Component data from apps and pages
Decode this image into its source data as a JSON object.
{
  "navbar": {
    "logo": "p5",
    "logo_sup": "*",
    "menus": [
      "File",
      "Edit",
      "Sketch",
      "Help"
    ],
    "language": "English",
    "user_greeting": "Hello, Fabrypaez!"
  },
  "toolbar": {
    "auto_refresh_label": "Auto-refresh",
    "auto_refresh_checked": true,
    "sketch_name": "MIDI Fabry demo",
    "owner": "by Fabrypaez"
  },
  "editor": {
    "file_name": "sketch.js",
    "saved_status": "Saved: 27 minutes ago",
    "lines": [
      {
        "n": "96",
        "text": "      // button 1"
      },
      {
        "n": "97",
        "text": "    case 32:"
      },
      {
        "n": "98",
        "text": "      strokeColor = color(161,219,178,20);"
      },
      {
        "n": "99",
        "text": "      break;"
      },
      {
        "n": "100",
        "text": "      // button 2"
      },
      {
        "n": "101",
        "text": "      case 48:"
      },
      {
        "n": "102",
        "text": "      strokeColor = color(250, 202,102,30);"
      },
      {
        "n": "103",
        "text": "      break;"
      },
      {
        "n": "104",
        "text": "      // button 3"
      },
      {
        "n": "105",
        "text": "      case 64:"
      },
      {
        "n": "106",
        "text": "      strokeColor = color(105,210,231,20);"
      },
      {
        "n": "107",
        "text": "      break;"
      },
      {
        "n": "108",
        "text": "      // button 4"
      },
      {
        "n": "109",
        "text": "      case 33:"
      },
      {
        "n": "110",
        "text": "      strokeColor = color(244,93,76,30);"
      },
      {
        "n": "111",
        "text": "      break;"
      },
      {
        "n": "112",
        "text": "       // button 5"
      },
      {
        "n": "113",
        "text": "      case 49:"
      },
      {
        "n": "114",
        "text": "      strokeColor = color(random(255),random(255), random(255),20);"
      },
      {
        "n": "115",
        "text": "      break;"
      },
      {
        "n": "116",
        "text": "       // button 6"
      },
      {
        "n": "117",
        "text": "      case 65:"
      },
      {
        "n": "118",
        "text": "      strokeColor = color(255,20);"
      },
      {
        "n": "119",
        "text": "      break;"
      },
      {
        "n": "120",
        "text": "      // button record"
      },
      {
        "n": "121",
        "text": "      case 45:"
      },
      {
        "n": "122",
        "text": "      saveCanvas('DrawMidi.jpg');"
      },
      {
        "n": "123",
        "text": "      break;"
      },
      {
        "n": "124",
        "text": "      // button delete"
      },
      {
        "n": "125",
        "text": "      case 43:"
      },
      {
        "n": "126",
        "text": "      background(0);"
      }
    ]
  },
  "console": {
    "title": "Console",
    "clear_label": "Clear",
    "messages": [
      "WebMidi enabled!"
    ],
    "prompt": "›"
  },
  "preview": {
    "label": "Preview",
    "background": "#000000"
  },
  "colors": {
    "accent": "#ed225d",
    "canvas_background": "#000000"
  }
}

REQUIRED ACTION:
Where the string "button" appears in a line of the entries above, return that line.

RESPONSE TO THE EXERCISE:
        "text": "      // button 1"
        "text": "      // button 2"
        "text": "      // button 3"
        "text": "      // button 4"
        "text": "       // button 5"
        "text": "       // button 6"
        "text": "      // button record"
        "text": "      // button delete"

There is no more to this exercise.